**Assignment:** Go through the data and say how many lines include the string "JSON"; return only the figure.

**Data records:**
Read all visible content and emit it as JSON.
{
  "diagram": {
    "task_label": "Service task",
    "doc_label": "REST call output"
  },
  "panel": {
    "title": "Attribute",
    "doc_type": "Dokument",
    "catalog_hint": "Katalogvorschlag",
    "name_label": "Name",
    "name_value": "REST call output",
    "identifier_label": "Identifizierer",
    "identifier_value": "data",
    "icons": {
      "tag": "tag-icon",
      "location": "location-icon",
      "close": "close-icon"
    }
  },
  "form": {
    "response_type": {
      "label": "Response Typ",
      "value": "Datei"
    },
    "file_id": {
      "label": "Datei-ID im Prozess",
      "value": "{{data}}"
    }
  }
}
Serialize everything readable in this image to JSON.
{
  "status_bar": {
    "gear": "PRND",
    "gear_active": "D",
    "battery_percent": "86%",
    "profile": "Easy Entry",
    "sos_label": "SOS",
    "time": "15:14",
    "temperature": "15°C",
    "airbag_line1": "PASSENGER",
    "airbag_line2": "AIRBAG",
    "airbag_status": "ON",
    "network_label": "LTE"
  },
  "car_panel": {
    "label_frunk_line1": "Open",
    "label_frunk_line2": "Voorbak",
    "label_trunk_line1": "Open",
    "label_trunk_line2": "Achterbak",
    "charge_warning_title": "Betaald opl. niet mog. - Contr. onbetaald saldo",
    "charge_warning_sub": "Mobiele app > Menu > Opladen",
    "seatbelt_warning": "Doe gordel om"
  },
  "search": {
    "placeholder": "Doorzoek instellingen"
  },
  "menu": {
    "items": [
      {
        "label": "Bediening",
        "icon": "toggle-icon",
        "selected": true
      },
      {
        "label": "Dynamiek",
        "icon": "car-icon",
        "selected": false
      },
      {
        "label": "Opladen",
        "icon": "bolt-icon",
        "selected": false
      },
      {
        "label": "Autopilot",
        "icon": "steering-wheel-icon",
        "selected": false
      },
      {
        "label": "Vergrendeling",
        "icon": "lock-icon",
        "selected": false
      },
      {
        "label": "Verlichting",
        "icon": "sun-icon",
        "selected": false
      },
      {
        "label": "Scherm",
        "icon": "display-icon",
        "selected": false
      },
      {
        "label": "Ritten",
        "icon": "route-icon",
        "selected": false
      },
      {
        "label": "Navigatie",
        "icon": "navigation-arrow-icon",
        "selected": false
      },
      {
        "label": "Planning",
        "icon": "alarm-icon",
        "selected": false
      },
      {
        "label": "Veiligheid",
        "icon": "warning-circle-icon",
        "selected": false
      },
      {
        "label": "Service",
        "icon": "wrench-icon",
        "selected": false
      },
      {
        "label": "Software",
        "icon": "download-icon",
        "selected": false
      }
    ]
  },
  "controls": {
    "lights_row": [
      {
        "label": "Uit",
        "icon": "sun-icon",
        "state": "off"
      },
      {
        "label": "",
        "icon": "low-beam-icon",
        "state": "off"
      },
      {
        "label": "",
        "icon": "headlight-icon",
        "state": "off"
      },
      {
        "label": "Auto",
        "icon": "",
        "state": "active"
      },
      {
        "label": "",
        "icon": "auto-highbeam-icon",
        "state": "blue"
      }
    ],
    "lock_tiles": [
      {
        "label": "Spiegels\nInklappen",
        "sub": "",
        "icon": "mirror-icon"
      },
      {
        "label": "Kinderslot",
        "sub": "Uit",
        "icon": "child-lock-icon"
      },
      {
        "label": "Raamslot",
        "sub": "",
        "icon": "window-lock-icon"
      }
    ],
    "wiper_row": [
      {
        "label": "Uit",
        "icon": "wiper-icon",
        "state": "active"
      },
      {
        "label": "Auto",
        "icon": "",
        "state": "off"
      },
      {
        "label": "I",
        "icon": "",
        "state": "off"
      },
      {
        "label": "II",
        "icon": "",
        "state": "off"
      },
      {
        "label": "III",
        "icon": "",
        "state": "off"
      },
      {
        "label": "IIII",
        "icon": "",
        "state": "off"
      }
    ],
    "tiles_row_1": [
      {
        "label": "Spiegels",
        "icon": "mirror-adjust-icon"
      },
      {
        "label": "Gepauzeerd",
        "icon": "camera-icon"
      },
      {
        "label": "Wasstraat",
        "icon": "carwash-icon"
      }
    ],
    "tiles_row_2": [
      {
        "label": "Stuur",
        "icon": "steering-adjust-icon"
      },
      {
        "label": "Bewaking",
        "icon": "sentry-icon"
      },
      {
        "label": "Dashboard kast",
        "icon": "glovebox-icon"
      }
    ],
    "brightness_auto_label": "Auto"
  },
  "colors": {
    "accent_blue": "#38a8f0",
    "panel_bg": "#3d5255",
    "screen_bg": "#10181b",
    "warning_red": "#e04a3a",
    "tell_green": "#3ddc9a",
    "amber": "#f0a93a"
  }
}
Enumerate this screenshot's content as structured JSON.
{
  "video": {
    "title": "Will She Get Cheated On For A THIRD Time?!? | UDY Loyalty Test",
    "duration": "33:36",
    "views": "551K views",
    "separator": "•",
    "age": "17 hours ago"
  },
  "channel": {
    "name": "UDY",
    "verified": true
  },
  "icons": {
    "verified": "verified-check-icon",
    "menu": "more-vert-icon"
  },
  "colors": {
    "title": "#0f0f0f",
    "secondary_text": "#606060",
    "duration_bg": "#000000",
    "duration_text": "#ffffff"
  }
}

**Task result:** 3